A new study finds that U.S. residents struggle to understand terms frequently used by scientists to describe climate change. Study participants said some of the terms were too complex to understand. Other terms were misunderstood in the context of climate change. Participants suggested simpler, alternative language.
The study was published in a special edition of Climatic Change titled Climate Change Communication and the IPCC.
The study was spearheaded by the USC Dornsife Public Exchange and included a team of USC researchers and personnel from the United Nations Foundation.
Study participants were asked to rate how easy it was to understand eight terms drawn from publicly available reports written by the Intergovernmental Panel on Climate Change. (The documents used for the study did not include the IPCC’s latest report, which was released to the public on Aug. 9, 2021.) The UN Foundation chose the terms through informal consultation with the IPCC.
The eight terms were “mitigation,” “carbon neutral,” “unprecedented transition,” “tipping point,” “sustainable development,” “carbon dioxide removal,” “adaptation” and “abrupt change.” “Mitigation” was the most difficult term to understand; “abrupt change” was the easiest.
Participants were also asked to provide suggestions for alternative language. In general, they advised using simpler terms and using them in the context of climate change.

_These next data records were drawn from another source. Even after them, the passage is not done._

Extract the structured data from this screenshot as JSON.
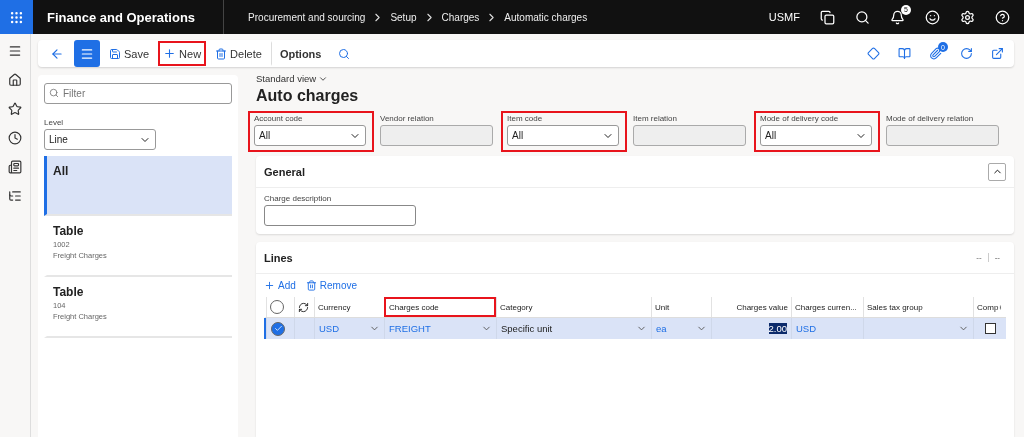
{
  "top_bar": {
    "app_title": "Finance and Operations",
    "breadcrumb": [
      "Procurement and sourcing",
      "Setup",
      "Charges",
      "Automatic charges"
    ],
    "company": "USMF",
    "notification_count": "5"
  },
  "toolbar": {
    "buttons": [
      {
        "kind": "save",
        "label": "Save",
        "highlighted": false
      },
      {
        "kind": "new",
        "label": "New",
        "highlighted": true
      },
      {
        "kind": "delete",
        "label": "Delete",
        "highlighted": false
      },
      {
        "kind": "options",
        "label": "Options",
        "highlighted": false
      }
    ],
    "attachment_count": "0"
  },
  "list_panel": {
    "filter_placeholder": "Filter",
    "level_label": "Level",
    "level_value": "Line",
    "items": [
      {
        "title": "All",
        "selected": true
      },
      {
        "title": "Table",
        "line_1": "1002",
        "line_2": "Freight Charges",
        "selected": false
      },
      {
        "title": "Table",
        "line_1": "104",
        "line_2": "Freight Charges",
        "selected": false
      }
    ]
  },
  "view_selector": "Standard view",
  "page_title": "Auto charges",
  "header_fields": [
    {
      "kind": "dropdown",
      "label": "Account code",
      "value": "All",
      "highlighted": true
    },
    {
      "kind": "disabled",
      "label": "Vendor relation",
      "highlighted": false
    },
    {
      "kind": "dropdown",
      "label": "Item code",
      "value": "All",
      "highlighted": true
    },
    {
      "kind": "disabled",
      "label": "Item relation",
      "highlighted": false
    },
    {
      "kind": "dropdown",
      "label": "Mode of delivery code",
      "value": "All",
      "highlighted": true
    },
    {
      "kind": "disabled",
      "label": "Mode of delivery relation",
      "highlighted": false
    }
  ],
  "general": {
    "title": "General",
    "expanded": true,
    "field_label": "Charge description"
  },
  "lines": {
    "title": "Lines",
    "all_selected": false,
    "summary": [
      "--",
      "--"
    ],
    "actions": [
      {
        "kind": "add",
        "label": "Add"
      },
      {
        "kind": "remove",
        "label": "Remove"
      }
    ],
    "columns": [
      {
        "label": "Currency",
        "highlighted": false
      },
      {
        "label": "Charges code",
        "highlighted": true
      },
      {
        "label": "Category",
        "highlighted": false
      },
      {
        "label": "Unit",
        "highlighted": false
      },
      {
        "label": "Charges value",
        "highlighted": false
      },
      {
        "label": "Charges curren...",
        "highlighted": false
      },
      {
        "label": "Sales tax group",
        "highlighted": false
      },
      {
        "label": "Comp",
        "highlighted": false
      }
    ],
    "rows": [
      {
        "selected": true,
        "cells": [
          {
            "kind": "link_dropdown",
            "value": "USD"
          },
          {
            "kind": "link_dropdown",
            "value": "FREIGHT"
          },
          {
            "kind": "dropdown",
            "value": "Specific unit"
          },
          {
            "kind": "link_dropdown",
            "value": "ea"
          },
          {
            "kind": "number",
            "value": "2.00"
          },
          {
            "kind": "link_text",
            "value": "USD"
          },
          {
            "kind": "dropdown"
          },
          {
            "kind": "checkbox",
            "checked": false
          }
        ]
      }
    ]
  }
}
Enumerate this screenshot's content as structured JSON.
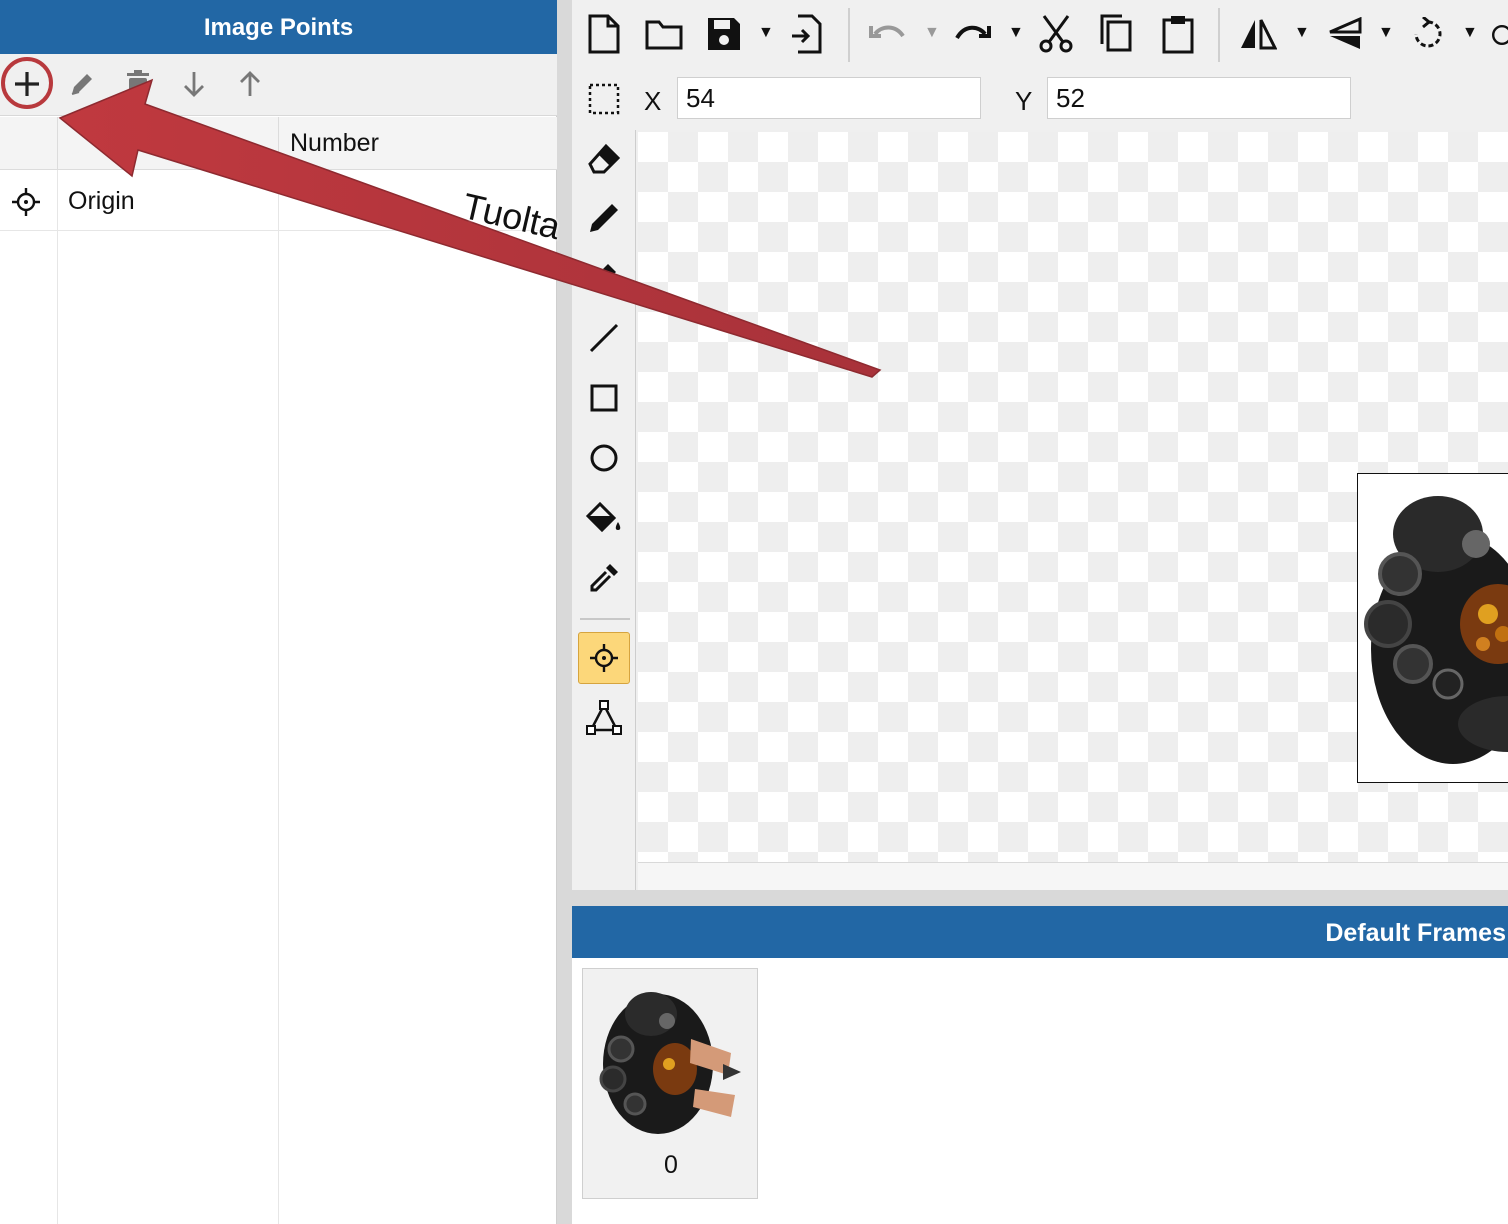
{
  "left_panel": {
    "title": "Image Points",
    "toolbar": {
      "icons": [
        "add-icon",
        "edit-icon",
        "delete-icon",
        "move-down-icon",
        "move-up-icon"
      ]
    },
    "table": {
      "columns": [
        "",
        "Number"
      ],
      "rows": [
        {
          "icon": "crosshair-icon",
          "name": "Origin"
        }
      ]
    }
  },
  "editor": {
    "toolbar_icons": [
      "new-file-icon",
      "open-folder-icon",
      "save-icon",
      "export-icon",
      "undo-icon",
      "redo-icon",
      "cut-icon",
      "copy-icon",
      "paste-icon",
      "flip-horizontal-icon",
      "flip-vertical-icon",
      "rotate-icon"
    ],
    "coords": {
      "x_label": "X",
      "x_value": "54",
      "y_label": "Y",
      "y_value": "52"
    },
    "tools": [
      "selection-icon",
      "eraser-icon",
      "pencil-icon",
      "brush-icon",
      "line-icon",
      "rectangle-icon",
      "ellipse-icon",
      "fill-bucket-icon",
      "eyedropper-icon",
      "image-point-icon",
      "polygon-icon"
    ],
    "active_tool": "image-point-icon"
  },
  "frames": {
    "title": "Default Frames",
    "items": [
      {
        "label": "0"
      }
    ]
  },
  "annotation": {
    "text": "Tuolta",
    "color": "#b8393d"
  },
  "colors": {
    "header_blue": "#2267a5",
    "active_tool": "#fcd77a",
    "annotation_red": "#b8393d"
  }
}
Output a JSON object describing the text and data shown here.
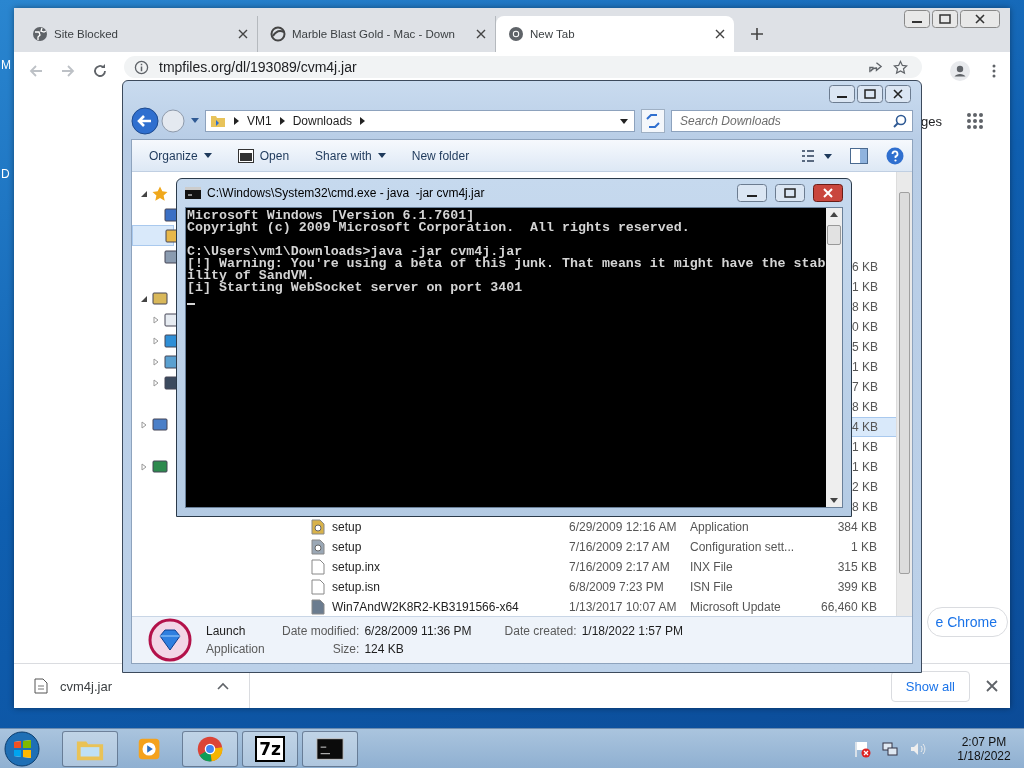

For example, for the term “unprecedented transition,” which the IPCC defines as “rapid, far-reaching and unprecedented changes in all aspects of society,” participants suggested: “a change not seen before.”
For “tipping point,” which the IPCC defines as “an irreversible change in the climate system,” one respondent offered: “too late to fix anything.”
Previously published research suggests simplifying language to increase comprehension by:
- Limiting sentences to 16-20 words and using words with no more than two syllables, whenever possible (Cutts 2013; Kadayat and Eika 2020; McLaughlin 1969).
- Writing for the public at the level of a reader who is 12 or 13 years old (U.S. grade level 6-7; Wong-Parodi et al. 2013).